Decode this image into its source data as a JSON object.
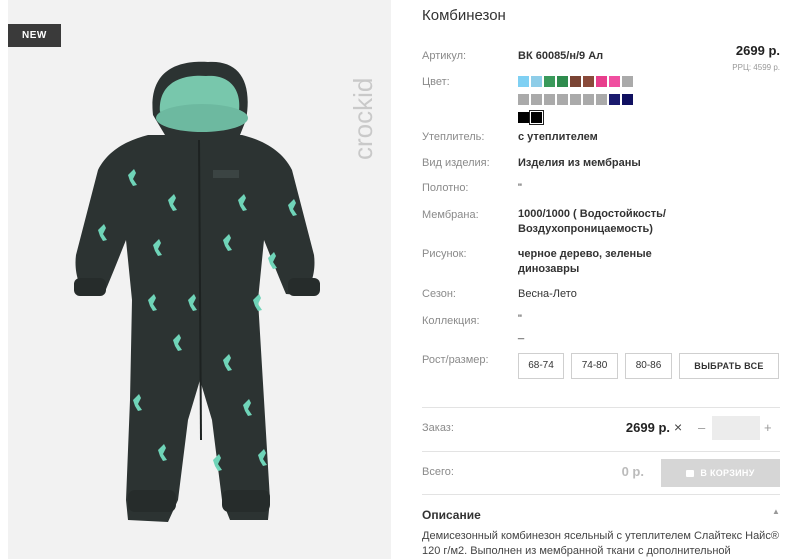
{
  "badge": "NEW",
  "brand": "crockid",
  "title": "Комбинезон",
  "article": {
    "label": "Артикул:",
    "value": "ВК 60085/н/9 Ал"
  },
  "price": {
    "main": "2699 р.",
    "rrp": "РРЦ: 4599 р."
  },
  "color": {
    "label": "Цвет:",
    "swatches": [
      "#7fd0f3",
      "#8ecde8",
      "#3a9a5b",
      "#2f8c4e",
      "#7a4434",
      "#8a4a3a",
      "#e83e8c",
      "#f04fa0",
      "#aaaaaa",
      "#aaaaaa",
      "#aaaaaa",
      "#aaaaaa",
      "#aaaaaa",
      "#aaaaaa",
      "#aaaaaa",
      "#aaaaaa",
      "#1a1a6e",
      "#101060",
      "#000000",
      "#000000"
    ],
    "selected_index": 19
  },
  "specs": [
    {
      "label": "Утеплитель:",
      "value": "с утеплителем"
    },
    {
      "label": "Вид изделия:",
      "value": "Изделия из мембраны"
    },
    {
      "label": "Полотно:",
      "value": "\""
    },
    {
      "label": "Мембрана:",
      "value": "1000/1000 ( Водостойкость/ Воздухопроницаемость)"
    },
    {
      "label": "Рисунок:",
      "value": "черное дерево, зеленые динозавры"
    },
    {
      "label": "Сезон:",
      "value": "Весна-Лето"
    },
    {
      "label": "Коллекция:",
      "value": "\" _"
    }
  ],
  "size": {
    "label": "Рост/размер:",
    "options": [
      "68-74",
      "74-80",
      "80-86"
    ],
    "select_all": "ВЫБРАТЬ ВСЕ"
  },
  "order": {
    "label": "Заказ:",
    "price": "2699 р.",
    "times": "×",
    "minus": "–",
    "plus": "+",
    "qty": ""
  },
  "total": {
    "label": "Всего:",
    "price": "0 р.",
    "cart_button": "В КОРЗИНУ"
  },
  "description": {
    "title": "Описание",
    "text": "Демисезонный комбинезон ясельный с утеплителем Слайтекс Найс® 120 г/м2. Выполнен из мембранной ткани с дополнительной"
  },
  "colors": {
    "garment": "#2c3332",
    "lining": "#78c7ac",
    "dino": "#6fd4b8",
    "panel": "#f2f2f2"
  }
}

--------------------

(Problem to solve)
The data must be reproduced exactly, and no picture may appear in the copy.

(Answer to this problem)
Decode this image into its source data as a JSON object.
{
  "badge": "NEW",
  "brand": "crockid",
  "title": "Комбинезон",
  "article": {
    "label": "Артикул:",
    "value": "ВК 60085/н/9 Ал"
  },
  "price": {
    "main": "2699 р.",
    "rrp": "РРЦ: 4599 р."
  },
  "color": {
    "label": "Цвет:",
    "swatches": [
      "#7fd0f3",
      "#8ecde8",
      "#3a9a5b",
      "#2f8c4e",
      "#7a4434",
      "#8a4a3a",
      "#e83e8c",
      "#f04fa0",
      "#aaaaaa",
      "#aaaaaa",
      "#aaaaaa",
      "#aaaaaa",
      "#aaaaaa",
      "#aaaaaa",
      "#aaaaaa",
      "#aaaaaa",
      "#1a1a6e",
      "#101060",
      "#000000",
      "#000000"
    ],
    "selected_index": 19
  },
  "specs": [
    {
      "label": "Утеплитель:",
      "value": "с утеплителем"
    },
    {
      "label": "Вид изделия:",
      "value": "Изделия из мембраны"
    },
    {
      "label": "Полотно:",
      "value": "\""
    },
    {
      "label": "Мембрана:",
      "value": "1000/1000 ( Водостойкость/ Воздухопроницаемость)"
    },
    {
      "label": "Рисунок:",
      "value": "черное дерево, зеленые динозавры"
    },
    {
      "label": "Сезон:",
      "value": "Весна-Лето"
    },
    {
      "label": "Коллекция:",
      "value": "\" _"
    }
  ],
  "size": {
    "label": "Рост/размер:",
    "options": [
      "68-74",
      "74-80",
      "80-86"
    ],
    "select_all": "ВЫБРАТЬ ВСЕ"
  },
  "order": {
    "label": "Заказ:",
    "price": "2699 р.",
    "times": "×",
    "minus": "–",
    "plus": "+",
    "qty": ""
  },
  "total": {
    "label": "Всего:",
    "price": "0 р.",
    "cart_button": "В КОРЗИНУ"
  },
  "description": {
    "title": "Описание",
    "text": "Демисезонный комбинезон ясельный с утеплителем Слайтекс Найс® 120 г/м2. Выполнен из мембранной ткани с дополнительной"
  },
  "colors": {
    "garment": "#2c3332",
    "lining": "#78c7ac",
    "dino": "#6fd4b8",
    "panel": "#f2f2f2"
  }
}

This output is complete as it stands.